# Activity
So that nothing is lost, write out all the lines below exactly.

--- Extracted entries Enclosed Below ---

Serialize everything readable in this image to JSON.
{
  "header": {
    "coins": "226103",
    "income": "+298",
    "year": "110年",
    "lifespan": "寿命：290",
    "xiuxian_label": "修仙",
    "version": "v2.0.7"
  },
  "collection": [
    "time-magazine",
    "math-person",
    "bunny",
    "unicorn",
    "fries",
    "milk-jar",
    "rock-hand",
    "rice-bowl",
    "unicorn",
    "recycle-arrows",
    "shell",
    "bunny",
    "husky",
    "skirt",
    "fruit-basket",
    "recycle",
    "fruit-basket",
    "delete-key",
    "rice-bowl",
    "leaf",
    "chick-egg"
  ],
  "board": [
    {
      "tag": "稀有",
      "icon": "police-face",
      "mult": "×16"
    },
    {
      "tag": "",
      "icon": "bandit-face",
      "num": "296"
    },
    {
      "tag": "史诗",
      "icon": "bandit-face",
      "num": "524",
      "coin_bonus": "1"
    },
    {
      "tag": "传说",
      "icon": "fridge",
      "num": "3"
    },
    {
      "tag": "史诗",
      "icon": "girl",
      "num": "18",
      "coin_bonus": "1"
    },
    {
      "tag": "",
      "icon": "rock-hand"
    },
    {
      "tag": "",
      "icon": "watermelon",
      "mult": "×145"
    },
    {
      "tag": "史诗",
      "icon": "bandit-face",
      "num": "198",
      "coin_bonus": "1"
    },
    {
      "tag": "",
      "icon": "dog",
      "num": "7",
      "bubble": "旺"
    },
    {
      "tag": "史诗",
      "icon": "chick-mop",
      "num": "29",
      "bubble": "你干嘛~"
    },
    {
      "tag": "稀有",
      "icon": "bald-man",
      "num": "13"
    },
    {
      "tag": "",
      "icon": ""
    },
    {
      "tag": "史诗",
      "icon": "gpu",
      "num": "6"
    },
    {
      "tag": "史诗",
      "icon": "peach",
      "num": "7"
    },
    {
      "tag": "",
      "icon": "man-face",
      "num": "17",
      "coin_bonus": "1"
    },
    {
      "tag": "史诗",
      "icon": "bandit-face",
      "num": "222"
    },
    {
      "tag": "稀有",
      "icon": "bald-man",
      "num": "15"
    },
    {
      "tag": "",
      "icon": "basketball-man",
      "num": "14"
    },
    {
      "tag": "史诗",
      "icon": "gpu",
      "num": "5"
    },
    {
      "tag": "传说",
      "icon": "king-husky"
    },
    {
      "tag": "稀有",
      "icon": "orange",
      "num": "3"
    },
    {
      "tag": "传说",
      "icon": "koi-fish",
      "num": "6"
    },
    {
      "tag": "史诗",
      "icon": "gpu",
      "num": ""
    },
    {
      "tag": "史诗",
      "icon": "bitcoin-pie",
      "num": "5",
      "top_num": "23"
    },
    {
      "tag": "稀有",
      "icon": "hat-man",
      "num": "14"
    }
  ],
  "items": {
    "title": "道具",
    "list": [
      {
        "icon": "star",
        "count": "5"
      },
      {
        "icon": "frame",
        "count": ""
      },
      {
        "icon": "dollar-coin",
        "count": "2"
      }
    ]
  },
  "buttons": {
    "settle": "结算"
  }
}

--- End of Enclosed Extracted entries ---

# Finished task
Serialize everything readable in this image to JSON.
{
  "header": {
    "coins": "226103",
    "income": "+298",
    "year": "110年",
    "lifespan": "寿命：290",
    "xiuxian_label": "修仙",
    "version": "v2.0.7"
  },
  "collection": [
    "time-magazine",
    "math-person",
    "bunny",
    "unicorn",
    "fries",
    "milk-jar",
    "rock-hand",
    "rice-bowl",
    "unicorn",
    "recycle-arrows",
    "shell",
    "bunny",
    "husky",
    "skirt",
    "fruit-basket",
    "recycle",
    "fruit-basket",
    "delete-key",
    "rice-bowl",
    "leaf",
    "chick-egg"
  ],
  "board": [
    {
      "tag": "稀有",
      "icon": "police-face",
      "mult": "×16"
    },
    {
      "tag": "",
      "icon": "bandit-face",
      "num": "296"
    },
    {
      "tag": "史诗",
      "icon": "bandit-face",
      "num": "524",
      "coin_bonus": "1"
    },
    {
      "tag": "传说",
      "icon": "fridge",
      "num": "3"
    },
    {
      "tag": "史诗",
      "icon": "girl",
      "num": "18",
      "coin_bonus": "1"
    },
    {
      "tag": "",
      "icon": "rock-hand"
    },
    {
      "tag": "",
      "icon": "watermelon",
      "mult": "×145"
    },
    {
      "tag": "史诗",
      "icon": "bandit-face",
      "num": "198",
      "coin_bonus": "1"
    },
    {
      "tag": "",
      "icon": "dog",
      "num": "7",
      "bubble": "旺"
    },
    {
      "tag": "史诗",
      "icon": "chick-mop",
      "num": "29",
      "bubble": "你干嘛~"
    },
    {
      "tag": "稀有",
      "icon": "bald-man",
      "num": "13"
    },
    {
      "tag": "",
      "icon": ""
    },
    {
      "tag": "史诗",
      "icon": "gpu",
      "num": "6"
    },
    {
      "tag": "史诗",
      "icon": "peach",
      "num": "7"
    },
    {
      "tag": "",
      "icon": "man-face",
      "num": "17",
      "coin_bonus": "1"
    },
    {
      "tag": "史诗",
      "icon": "bandit-face",
      "num": "222"
    },
    {
      "tag": "稀有",
      "icon": "bald-man",
      "num": "15"
    },
    {
      "tag": "",
      "icon": "basketball-man",
      "num": "14"
    },
    {
      "tag": "史诗",
      "icon": "gpu",
      "num": "5"
    },
    {
      "tag": "传说",
      "icon": "king-husky"
    },
    {
      "tag": "稀有",
      "icon": "orange",
      "num": "3"
    },
    {
      "tag": "传说",
      "icon": "koi-fish",
      "num": "6"
    },
    {
      "tag": "史诗",
      "icon": "gpu",
      "num": ""
    },
    {
      "tag": "史诗",
      "icon": "bitcoin-pie",
      "num": "5",
      "top_num": "23"
    },
    {
      "tag": "稀有",
      "icon": "hat-man",
      "num": "14"
    }
  ],
  "items": {
    "title": "道具",
    "list": [
      {
        "icon": "star",
        "count": "5"
      },
      {
        "icon": "frame",
        "count": ""
      },
      {
        "icon": "dollar-coin",
        "count": "2"
      }
    ]
  },
  "buttons": {
    "settle": "结算"
  }
}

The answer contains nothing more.